Material provided >>
┌──
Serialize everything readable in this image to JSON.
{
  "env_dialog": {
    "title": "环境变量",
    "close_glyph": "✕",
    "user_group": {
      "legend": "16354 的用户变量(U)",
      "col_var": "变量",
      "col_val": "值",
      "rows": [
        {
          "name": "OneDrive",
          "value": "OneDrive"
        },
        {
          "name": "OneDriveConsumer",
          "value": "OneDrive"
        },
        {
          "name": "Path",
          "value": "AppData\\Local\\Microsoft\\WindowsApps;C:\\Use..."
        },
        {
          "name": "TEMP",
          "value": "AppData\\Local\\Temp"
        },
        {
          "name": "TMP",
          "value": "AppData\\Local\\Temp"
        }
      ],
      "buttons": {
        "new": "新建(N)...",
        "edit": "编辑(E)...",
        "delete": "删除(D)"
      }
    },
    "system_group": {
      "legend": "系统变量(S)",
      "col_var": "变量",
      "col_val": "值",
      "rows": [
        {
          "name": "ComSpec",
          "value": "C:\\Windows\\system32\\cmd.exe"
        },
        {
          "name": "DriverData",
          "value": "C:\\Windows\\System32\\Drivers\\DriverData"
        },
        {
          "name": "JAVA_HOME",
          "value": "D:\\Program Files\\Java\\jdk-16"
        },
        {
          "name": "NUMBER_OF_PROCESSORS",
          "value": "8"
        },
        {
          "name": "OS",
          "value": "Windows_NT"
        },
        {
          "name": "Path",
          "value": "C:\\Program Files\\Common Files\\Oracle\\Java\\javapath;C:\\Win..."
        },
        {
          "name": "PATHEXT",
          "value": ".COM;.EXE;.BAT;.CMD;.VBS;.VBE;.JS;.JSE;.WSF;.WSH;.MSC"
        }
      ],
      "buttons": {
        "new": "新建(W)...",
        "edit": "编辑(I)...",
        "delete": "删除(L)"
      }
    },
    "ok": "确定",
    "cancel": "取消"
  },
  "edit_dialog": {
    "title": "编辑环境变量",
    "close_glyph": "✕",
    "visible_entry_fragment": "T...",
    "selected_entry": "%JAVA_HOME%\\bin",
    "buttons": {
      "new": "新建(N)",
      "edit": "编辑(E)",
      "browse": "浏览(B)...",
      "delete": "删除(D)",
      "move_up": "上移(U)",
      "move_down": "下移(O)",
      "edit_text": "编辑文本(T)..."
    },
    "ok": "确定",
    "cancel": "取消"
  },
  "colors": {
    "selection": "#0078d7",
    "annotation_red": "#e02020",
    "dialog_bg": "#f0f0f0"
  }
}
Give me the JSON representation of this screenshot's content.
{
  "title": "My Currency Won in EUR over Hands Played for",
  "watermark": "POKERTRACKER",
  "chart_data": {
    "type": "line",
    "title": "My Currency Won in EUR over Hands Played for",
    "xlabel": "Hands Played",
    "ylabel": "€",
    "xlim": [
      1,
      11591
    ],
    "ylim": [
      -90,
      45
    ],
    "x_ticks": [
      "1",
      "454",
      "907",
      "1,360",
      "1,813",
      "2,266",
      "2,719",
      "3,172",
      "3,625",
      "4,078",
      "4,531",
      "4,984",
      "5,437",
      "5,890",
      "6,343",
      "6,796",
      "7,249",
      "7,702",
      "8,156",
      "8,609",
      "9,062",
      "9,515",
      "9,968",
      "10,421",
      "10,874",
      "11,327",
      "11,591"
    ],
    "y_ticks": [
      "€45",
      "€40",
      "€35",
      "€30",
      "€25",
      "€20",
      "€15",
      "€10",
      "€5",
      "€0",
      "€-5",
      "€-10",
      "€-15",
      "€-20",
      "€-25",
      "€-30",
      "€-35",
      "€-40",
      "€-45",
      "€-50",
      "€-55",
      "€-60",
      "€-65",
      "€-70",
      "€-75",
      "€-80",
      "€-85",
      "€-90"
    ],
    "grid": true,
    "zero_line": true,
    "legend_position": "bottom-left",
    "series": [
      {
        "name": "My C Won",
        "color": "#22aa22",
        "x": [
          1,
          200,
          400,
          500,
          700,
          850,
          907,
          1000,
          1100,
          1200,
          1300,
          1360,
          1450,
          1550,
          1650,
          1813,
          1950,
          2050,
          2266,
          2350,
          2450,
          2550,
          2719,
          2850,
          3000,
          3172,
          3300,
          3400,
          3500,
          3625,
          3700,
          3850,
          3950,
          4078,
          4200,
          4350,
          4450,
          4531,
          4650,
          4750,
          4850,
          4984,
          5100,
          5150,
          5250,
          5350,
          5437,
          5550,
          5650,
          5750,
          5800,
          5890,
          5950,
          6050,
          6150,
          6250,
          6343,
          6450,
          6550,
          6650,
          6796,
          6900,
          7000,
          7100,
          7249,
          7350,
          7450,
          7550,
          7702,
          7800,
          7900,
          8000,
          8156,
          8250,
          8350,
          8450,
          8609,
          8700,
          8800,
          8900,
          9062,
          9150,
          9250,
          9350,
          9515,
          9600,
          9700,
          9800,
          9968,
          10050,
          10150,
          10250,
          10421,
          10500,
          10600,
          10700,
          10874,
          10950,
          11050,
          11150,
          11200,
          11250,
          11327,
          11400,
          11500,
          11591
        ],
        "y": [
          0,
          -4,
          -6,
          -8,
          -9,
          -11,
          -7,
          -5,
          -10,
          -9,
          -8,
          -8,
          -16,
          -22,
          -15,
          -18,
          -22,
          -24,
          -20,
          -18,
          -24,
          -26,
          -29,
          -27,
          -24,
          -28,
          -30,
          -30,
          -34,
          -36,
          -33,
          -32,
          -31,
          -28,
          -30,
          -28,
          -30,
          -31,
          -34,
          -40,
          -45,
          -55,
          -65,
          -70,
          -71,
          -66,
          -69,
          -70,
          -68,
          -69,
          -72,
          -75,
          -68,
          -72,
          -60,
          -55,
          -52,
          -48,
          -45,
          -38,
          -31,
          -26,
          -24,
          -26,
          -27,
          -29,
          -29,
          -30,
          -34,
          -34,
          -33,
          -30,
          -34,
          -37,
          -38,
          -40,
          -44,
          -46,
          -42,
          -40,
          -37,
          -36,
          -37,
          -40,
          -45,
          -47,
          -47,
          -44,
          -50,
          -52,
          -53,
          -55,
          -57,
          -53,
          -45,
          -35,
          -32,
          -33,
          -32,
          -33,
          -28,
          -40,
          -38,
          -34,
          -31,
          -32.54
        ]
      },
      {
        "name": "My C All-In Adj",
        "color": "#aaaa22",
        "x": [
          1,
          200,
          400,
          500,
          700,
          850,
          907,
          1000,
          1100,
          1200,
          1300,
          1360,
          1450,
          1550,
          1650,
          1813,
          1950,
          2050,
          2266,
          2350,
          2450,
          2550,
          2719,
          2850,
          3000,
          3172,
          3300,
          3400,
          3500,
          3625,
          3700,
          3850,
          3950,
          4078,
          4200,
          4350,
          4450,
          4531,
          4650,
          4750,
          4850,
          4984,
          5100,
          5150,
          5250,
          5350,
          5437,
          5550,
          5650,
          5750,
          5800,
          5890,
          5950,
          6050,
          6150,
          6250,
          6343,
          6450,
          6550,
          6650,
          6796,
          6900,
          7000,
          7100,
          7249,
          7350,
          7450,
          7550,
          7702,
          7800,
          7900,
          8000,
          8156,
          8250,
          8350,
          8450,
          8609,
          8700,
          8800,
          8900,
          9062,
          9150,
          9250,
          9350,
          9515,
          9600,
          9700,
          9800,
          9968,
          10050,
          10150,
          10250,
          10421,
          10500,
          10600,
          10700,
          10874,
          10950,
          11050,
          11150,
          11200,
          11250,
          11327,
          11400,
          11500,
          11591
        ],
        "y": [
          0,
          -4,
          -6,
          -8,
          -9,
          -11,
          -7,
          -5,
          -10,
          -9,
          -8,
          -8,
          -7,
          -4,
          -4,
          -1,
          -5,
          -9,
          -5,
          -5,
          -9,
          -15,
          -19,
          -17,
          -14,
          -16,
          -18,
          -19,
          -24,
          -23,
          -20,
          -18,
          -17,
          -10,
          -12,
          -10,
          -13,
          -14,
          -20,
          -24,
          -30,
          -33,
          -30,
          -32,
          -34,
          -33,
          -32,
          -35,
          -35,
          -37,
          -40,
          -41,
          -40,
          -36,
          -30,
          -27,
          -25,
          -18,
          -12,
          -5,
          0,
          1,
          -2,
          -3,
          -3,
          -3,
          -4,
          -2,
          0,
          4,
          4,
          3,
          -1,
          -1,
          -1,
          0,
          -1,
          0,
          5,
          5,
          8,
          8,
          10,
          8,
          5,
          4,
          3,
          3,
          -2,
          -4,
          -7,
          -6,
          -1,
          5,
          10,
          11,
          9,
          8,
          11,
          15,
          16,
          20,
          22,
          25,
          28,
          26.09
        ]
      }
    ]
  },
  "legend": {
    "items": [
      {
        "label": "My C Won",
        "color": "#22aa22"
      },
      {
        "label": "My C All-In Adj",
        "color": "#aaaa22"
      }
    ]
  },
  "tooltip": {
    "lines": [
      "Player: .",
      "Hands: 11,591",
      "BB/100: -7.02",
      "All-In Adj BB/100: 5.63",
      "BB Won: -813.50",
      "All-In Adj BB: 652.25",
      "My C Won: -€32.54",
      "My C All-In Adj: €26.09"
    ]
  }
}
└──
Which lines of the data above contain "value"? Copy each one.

Written answer >>
          "value": "OneDrive"
          "value": "OneDrive"
          "value": "AppData\\Local\\Microsoft\\WindowsApps;C:\\Use..."
          "value": "AppData\\Local\\Temp"
          "value": "AppData\\Local\\Temp"
          "value": "C:\\Windows\\system32\\cmd.exe"
          "value": "C:\\Windows\\System32\\Drivers\\DriverData"
          "value": "D:\\Program Files\\Java\\jdk-16"
          "value": "8"
          "value": "Windows_NT"
          "value": "C:\\Program Files\\Common Files\\Oracle\\Java\\javapath;C:\\Win..."
          "value": ".COM;.EXE;.BAT;.CMD;.VBS;.VBE;.JS;.JSE;.WSF;.WSH;.MSC"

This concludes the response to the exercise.